==== Data to use
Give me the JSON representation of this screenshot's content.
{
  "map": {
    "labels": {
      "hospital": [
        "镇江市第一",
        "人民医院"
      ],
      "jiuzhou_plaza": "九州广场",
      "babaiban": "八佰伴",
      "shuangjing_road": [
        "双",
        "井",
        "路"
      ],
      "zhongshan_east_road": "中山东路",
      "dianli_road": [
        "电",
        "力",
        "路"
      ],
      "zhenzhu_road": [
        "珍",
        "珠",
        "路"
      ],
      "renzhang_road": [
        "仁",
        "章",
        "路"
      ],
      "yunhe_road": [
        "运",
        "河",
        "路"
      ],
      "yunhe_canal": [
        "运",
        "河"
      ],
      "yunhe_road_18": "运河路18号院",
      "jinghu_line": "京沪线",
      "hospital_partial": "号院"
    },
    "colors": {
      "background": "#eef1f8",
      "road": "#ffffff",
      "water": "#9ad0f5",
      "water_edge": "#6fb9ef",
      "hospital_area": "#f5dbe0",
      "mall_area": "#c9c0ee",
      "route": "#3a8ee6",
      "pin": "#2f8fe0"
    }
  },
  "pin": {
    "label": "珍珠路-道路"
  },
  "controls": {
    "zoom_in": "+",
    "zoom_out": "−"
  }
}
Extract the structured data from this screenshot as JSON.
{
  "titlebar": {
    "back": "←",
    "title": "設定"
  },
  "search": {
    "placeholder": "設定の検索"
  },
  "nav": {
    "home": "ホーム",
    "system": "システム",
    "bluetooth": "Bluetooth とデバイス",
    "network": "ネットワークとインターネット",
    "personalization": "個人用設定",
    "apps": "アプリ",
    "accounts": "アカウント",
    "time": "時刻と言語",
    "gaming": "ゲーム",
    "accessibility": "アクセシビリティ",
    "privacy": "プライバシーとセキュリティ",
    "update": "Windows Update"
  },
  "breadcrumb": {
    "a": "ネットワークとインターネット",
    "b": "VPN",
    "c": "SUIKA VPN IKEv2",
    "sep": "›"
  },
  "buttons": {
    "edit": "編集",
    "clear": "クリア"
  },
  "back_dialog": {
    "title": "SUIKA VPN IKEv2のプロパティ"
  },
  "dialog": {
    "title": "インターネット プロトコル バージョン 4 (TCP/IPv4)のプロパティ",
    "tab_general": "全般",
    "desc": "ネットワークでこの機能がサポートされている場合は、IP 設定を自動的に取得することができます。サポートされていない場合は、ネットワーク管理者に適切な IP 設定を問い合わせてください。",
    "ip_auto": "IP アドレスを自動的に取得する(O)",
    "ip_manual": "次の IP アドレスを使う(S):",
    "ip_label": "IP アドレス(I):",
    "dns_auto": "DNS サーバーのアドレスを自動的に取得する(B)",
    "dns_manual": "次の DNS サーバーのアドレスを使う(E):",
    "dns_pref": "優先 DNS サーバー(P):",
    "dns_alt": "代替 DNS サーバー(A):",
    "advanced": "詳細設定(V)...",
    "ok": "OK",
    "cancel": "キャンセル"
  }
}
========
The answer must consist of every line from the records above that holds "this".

Give me the JSON representation of this screenshot's content.
Extract the structured data from this screenshot as JSON.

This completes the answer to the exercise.